In its escalating fight against Anthem BlueCross BlueShield’s dangerous policy of retroactive denials of ED visits the insurer deems as “non-emergent,” ACEP has taken legal action. Joined by the Medical Association of Georgia, ACEP filed a lawsuit against Anthem’s BlueCross BlueShield of Georgia in July 2018 in federal court.
This action follows a yearlong effort by ACEP to protect the prudent layperson standard on behalf of its members and fight back against the policy that Anthem currently is enforcing in six states. These efforts have yielded significant progress: Anthem announced in February that it was expanding the “always pay exceptions” on the denials policy and would request a medical record for every potential denial; The New York Times ran a story on reactions to Anthem’s policy that featured data contributed by ACEP on denials in each state the policy was implemented in; and most recently, Sen. Claire McCaskill (D-MO) published a report on the Anthem issue for which ACEP also contributed information.

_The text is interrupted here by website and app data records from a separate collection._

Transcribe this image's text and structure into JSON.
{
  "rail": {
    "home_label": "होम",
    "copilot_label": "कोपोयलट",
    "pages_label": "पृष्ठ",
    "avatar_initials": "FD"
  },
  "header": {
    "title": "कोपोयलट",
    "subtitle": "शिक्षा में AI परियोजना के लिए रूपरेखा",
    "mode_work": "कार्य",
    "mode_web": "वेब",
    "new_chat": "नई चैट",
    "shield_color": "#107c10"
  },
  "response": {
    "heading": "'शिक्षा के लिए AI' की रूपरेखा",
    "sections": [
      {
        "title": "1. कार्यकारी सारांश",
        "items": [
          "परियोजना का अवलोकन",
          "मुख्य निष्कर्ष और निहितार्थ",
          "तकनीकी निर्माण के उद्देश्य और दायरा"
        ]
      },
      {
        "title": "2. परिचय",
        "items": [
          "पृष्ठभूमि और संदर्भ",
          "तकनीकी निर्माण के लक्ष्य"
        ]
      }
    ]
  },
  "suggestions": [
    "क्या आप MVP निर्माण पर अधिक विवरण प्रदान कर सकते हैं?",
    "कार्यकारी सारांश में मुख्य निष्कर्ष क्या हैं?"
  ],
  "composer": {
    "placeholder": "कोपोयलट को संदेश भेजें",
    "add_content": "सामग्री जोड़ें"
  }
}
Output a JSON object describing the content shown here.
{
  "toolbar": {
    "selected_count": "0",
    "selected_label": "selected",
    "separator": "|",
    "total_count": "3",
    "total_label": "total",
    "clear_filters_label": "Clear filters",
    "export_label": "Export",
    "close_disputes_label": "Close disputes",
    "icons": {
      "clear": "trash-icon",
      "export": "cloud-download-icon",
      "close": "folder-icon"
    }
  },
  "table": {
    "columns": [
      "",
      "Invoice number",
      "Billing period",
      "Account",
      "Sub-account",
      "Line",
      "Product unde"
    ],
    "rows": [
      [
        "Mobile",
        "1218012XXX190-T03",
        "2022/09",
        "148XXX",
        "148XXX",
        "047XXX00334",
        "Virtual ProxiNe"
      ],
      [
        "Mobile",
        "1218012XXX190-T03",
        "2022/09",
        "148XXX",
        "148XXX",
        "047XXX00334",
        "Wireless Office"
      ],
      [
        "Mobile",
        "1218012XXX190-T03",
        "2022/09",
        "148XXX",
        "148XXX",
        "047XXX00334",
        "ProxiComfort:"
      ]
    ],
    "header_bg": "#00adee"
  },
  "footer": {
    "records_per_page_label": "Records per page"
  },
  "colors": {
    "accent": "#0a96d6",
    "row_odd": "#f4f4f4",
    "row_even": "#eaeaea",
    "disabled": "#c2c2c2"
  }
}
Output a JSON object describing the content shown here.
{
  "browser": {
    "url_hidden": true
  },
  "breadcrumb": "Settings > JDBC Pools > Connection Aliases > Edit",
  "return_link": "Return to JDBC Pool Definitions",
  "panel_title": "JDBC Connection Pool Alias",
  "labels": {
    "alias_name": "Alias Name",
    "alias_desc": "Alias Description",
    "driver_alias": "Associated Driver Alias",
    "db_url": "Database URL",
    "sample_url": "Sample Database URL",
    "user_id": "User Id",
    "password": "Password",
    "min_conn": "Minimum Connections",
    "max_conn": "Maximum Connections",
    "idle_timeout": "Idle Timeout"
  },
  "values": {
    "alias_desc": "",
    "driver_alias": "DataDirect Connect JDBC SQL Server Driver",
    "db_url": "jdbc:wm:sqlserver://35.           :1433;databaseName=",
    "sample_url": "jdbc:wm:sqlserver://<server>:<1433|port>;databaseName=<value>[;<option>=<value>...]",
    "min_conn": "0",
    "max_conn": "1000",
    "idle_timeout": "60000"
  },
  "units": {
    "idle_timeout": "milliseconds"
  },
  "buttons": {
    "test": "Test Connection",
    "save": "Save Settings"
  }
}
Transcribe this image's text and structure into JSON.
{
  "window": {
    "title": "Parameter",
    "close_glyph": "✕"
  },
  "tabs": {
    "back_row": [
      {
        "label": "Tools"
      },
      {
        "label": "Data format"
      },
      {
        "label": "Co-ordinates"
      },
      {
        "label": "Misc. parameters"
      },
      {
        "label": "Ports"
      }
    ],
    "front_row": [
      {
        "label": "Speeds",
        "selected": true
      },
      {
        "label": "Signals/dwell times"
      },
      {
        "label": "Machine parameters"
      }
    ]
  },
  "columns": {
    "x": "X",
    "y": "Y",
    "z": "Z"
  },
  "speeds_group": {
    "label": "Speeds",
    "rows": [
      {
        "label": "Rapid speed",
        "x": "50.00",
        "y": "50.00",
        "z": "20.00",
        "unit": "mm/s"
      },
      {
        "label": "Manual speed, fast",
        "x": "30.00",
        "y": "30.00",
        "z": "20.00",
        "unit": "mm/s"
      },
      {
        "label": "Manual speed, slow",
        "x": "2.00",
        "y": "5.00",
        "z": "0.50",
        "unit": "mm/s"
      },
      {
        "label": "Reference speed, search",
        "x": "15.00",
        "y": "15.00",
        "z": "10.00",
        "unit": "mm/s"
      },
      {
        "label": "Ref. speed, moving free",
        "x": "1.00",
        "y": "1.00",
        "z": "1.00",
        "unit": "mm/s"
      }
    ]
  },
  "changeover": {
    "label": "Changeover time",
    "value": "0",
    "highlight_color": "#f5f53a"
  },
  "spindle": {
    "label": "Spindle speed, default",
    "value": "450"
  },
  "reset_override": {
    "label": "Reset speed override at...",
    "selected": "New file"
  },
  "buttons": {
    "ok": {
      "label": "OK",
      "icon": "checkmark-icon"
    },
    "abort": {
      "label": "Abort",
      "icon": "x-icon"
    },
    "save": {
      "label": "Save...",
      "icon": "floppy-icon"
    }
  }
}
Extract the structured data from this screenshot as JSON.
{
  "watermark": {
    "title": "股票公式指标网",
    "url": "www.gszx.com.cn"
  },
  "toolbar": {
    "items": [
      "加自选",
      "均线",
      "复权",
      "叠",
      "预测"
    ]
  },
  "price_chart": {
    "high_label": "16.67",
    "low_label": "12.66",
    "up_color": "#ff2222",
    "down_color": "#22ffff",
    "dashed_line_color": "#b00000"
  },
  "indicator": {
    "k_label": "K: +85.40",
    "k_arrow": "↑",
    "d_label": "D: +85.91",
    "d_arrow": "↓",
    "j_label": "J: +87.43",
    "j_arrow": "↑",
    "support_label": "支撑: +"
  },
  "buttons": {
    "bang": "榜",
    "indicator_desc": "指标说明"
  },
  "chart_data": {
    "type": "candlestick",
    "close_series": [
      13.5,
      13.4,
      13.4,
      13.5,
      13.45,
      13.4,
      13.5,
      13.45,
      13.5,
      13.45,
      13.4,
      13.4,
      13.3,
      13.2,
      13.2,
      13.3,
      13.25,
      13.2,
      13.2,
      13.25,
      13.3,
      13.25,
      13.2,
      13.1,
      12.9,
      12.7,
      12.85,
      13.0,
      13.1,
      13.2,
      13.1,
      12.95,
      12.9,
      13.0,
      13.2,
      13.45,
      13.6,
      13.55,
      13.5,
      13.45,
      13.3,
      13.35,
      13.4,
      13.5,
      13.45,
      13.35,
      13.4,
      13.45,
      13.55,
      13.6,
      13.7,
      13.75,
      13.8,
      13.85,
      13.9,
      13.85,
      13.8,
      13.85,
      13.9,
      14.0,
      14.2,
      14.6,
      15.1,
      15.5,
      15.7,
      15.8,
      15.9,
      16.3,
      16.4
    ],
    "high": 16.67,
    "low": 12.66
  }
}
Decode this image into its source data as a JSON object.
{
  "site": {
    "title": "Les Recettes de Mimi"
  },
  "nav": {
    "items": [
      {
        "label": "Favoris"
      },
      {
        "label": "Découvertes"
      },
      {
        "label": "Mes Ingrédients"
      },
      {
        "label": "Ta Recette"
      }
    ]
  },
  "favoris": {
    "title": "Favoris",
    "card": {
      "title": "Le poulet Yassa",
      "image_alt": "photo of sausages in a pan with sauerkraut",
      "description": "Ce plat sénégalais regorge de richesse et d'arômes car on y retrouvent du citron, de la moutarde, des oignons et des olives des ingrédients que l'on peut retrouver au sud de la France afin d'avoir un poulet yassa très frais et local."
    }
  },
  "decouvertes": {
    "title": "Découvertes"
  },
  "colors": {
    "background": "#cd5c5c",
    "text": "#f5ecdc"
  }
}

But even with Anthem’s changes to the policy, lives are still being endangered merely by its continued existence. Anthem policyholders are still being told by the insurer to “save the ER for emergencies, or you’ll be responsible for the cost.” Yet, as we all know, it is often impossible for emergency physicians, much less patients, to know based on a patient’s initial symptoms whether their condition will ultimately end up being emergent. Therefore, since Anthem continues to force patients to second-guess the decision to seek emergency care, ACEP and its leadership determined that further action was needed.
ACEP’s lawsuit asserts that Anthem’s policy violates the prudent layperson standard, which requires insurance companies to cover the costs of emergency department visits based on a patient’s symptoms and not the final diagnosis. Further, because the policy discriminates against those in protected classes, who utilize emergency departments more frequently and are disproportionally impacted by the financial stress created by having their claims denied, Anthem is also being sued for a violation of the 1964 Civil Rights Act. The lawsuit requests the court grant an injunction preventing Anthem from enforcing its destructive denial policy or retroactively denying benefits.
Stopping Anthem’s retroactive ED denials policy with this lawsuit is critical to protecting the prudent layperson standard and working to ensure other payers do not follow with their own similar dangerous policies. ACEP is currently also fighting back against BlueCross BlueShield of Texas’ new policy to deny coverage for its HMO patients who seek care for what it deems as non-emergent conditions at an out-of-network facility, as well as Medicaid managed care plans and state waiver applications that also erode the prudent layperson standard. ACEP continues to engage in efforts with federal policymakers to strengthen that standard and ensure it is appropriately enforced, as required under federal law.